The conference room is abuzz with people visiting. That’s the sound you hear on the third day, and folks are better acquainted after the first two days. I’ve sort of kept to the same few people, spoken up to people I’ve met before. A couple of people I wished would be here are not. It’s sad when illness keeps them away.
So far, the best lines I’ve heard are from Michelle Pennington. Her topic was Creating Strong Female Characters. This is right up my alley. I’m thrilled to have someone else say things out loud that are on my mind.
Not having had sisters, I do not know what it’s like to have one. The only example I had of female relationships was that of my mom and her sisters. When they were young, they all had a lot of fun together. As they aged, there was a lot of arguing, judging, and backstabbing. Mom, being the oldest, still thought she had to be in charge of the tribe, know about all their business, and a host of other co-dependent characteristics. It was what she was used to, protecting her sisters from the fighting our grandparents did often.
It never occurred to her that her sisters didn’t need her protection any more. She didn’t need to know all about the events in the other families. It wasn’t any of her business. Relationships took a beating. The sisters, once very close, became more distant. It happens.
What Michelle Pennington said was strong women are not necessarily physically strong. They’re not bullies or buff or tomboys or ace mechanics. They have emotional strength and are resilient. Michelle added, “Please, let’s not have female relationships in our books be rivals, or enemies. We need our female relationships to be friendships that last and that are significant.” I need to learn about that type of female relationship. I’ve not witnessed many. Isn’t life a real learning experience sometimes?
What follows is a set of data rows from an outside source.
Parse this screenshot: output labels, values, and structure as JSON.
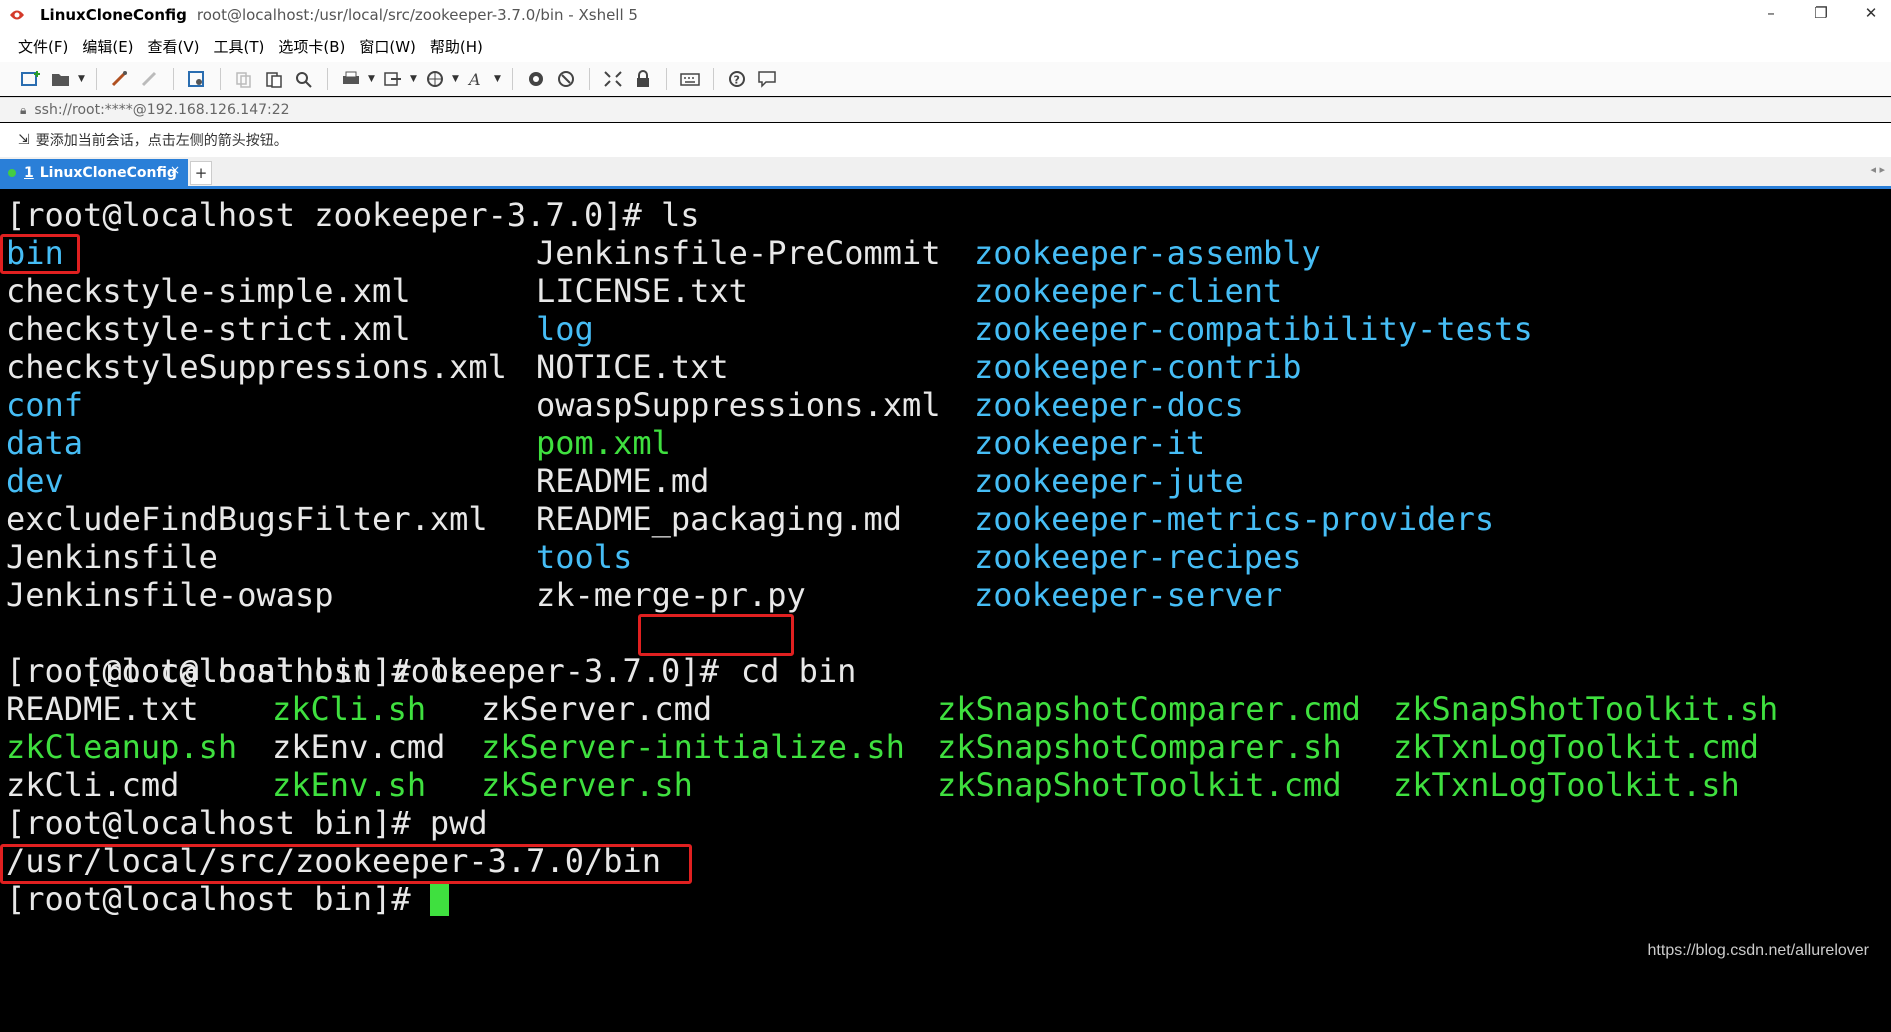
{
  "window": {
    "app_name": "LinuxCloneConfig",
    "title_path": "root@localhost:/usr/local/src/zookeeper-3.7.0/bin - Xshell 5",
    "controls": [
      "–",
      "❐",
      "✕"
    ]
  },
  "menu": [
    "文件(F)",
    "编辑(E)",
    "查看(V)",
    "工具(T)",
    "选项卡(B)",
    "窗口(W)",
    "帮助(H)"
  ],
  "toolbar_icons": [
    "new-session-icon",
    "open-folder-icon",
    "reconnect-icon",
    "disconnect-icon",
    "properties-icon",
    "copy-icon",
    "paste-icon",
    "find-icon",
    "print-icon",
    "transfer-icon",
    "globe-icon",
    "font-icon",
    "xftp-icon",
    "xshell-icon",
    "fullscreen-icon",
    "lock-icon",
    "keyboard-icon",
    "help-icon",
    "comment-icon"
  ],
  "address": {
    "value": "ssh://root:****@192.168.126.147:22"
  },
  "hint": {
    "text": "要添加当前会话，点击左侧的箭头按钮。"
  },
  "tabs": [
    {
      "number": "1",
      "label": "LinuxCloneConfig",
      "close": "×"
    }
  ],
  "tab_add": "+",
  "tab_nav": "◂ ▸",
  "terminal": {
    "prompt1": "[root@localhost zookeeper-3.7.0]# ls",
    "listing1": {
      "col1": [
        {
          "name": "bin",
          "kind": "dir"
        },
        {
          "name": "checkstyle-simple.xml",
          "kind": "plain"
        },
        {
          "name": "checkstyle-strict.xml",
          "kind": "plain"
        },
        {
          "name": "checkstyleSuppressions.xml",
          "kind": "plain"
        },
        {
          "name": "conf",
          "kind": "dir"
        },
        {
          "name": "data",
          "kind": "dir"
        },
        {
          "name": "dev",
          "kind": "dir"
        },
        {
          "name": "excludeFindBugsFilter.xml",
          "kind": "plain"
        },
        {
          "name": "Jenkinsfile",
          "kind": "plain"
        },
        {
          "name": "Jenkinsfile-owasp",
          "kind": "plain"
        }
      ],
      "col2": [
        {
          "name": "Jenkinsfile-PreCommit",
          "kind": "plain"
        },
        {
          "name": "LICENSE.txt",
          "kind": "plain"
        },
        {
          "name": "log",
          "kind": "dir"
        },
        {
          "name": "NOTICE.txt",
          "kind": "plain"
        },
        {
          "name": "owaspSuppressions.xml",
          "kind": "plain"
        },
        {
          "name": "pom.xml",
          "kind": "exe"
        },
        {
          "name": "README.md",
          "kind": "plain"
        },
        {
          "name": "README_packaging.md",
          "kind": "plain"
        },
        {
          "name": "tools",
          "kind": "dir"
        },
        {
          "name": "zk-merge-pr.py",
          "kind": "plain"
        }
      ],
      "col3": [
        {
          "name": "zookeeper-assembly",
          "kind": "dir"
        },
        {
          "name": "zookeeper-client",
          "kind": "dir"
        },
        {
          "name": "zookeeper-compatibility-tests",
          "kind": "dir"
        },
        {
          "name": "zookeeper-contrib",
          "kind": "dir"
        },
        {
          "name": "zookeeper-docs",
          "kind": "dir"
        },
        {
          "name": "zookeeper-it",
          "kind": "dir"
        },
        {
          "name": "zookeeper-jute",
          "kind": "dir"
        },
        {
          "name": "zookeeper-metrics-providers",
          "kind": "dir"
        },
        {
          "name": "zookeeper-recipes",
          "kind": "dir"
        },
        {
          "name": "zookeeper-server",
          "kind": "dir"
        }
      ]
    },
    "prompt2": "[root@localhost zookeeper-3.7.0]#",
    "cmd2": "cd bin",
    "prompt3": "[root@localhost bin]# ls",
    "listing2": {
      "col1": [
        {
          "name": "README.txt",
          "kind": "plain"
        },
        {
          "name": "zkCleanup.sh",
          "kind": "exe"
        },
        {
          "name": "zkCli.cmd",
          "kind": "plain"
        }
      ],
      "col2": [
        {
          "name": "zkCli.sh",
          "kind": "exe"
        },
        {
          "name": "zkEnv.cmd",
          "kind": "plain"
        },
        {
          "name": "zkEnv.sh",
          "kind": "exe"
        }
      ],
      "col3": [
        {
          "name": "zkServer.cmd",
          "kind": "plain"
        },
        {
          "name": "zkServer-initialize.sh",
          "kind": "exe"
        },
        {
          "name": "zkServer.sh",
          "kind": "exe"
        }
      ],
      "col4": [
        {
          "name": "zkSnapshotComparer.cmd",
          "kind": "exe"
        },
        {
          "name": "zkSnapshotComparer.sh",
          "kind": "exe"
        },
        {
          "name": "zkSnapShotToolkit.cmd",
          "kind": "exe"
        }
      ],
      "col5": [
        {
          "name": "zkSnapShotToolkit.sh",
          "kind": "exe"
        },
        {
          "name": "zkTxnLogToolkit.cmd",
          "kind": "exe"
        },
        {
          "name": "zkTxnLogToolkit.sh",
          "kind": "exe"
        }
      ]
    },
    "prompt4": "[root@localhost bin]# pwd",
    "pwd_output": "/usr/local/src/zookeeper-3.7.0/bin",
    "prompt5": "[root@localhost bin]# ",
    "colors": {
      "dir": "#46bdf5",
      "exe": "#3fe03f",
      "plain": "#e8e8e8",
      "highlight": "#e02020"
    }
  },
  "watermark": "https://blog.csdn.net/allurelover"
}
As I listened to the keynote speaker, I felt encouraged to keep on my writer’s journey. Do the work. Enjoy the process. Write every day. You are doing something important. You are writing for people who need to read your stories. Keep creating. I plan to.
My mind is full and boggled right now. It needs some rest right now. I hope if you have a creative endeavor you have support in your life for it. Join a guild or club or society to learn. And don’t give up. I won’t either. See you tomorrow.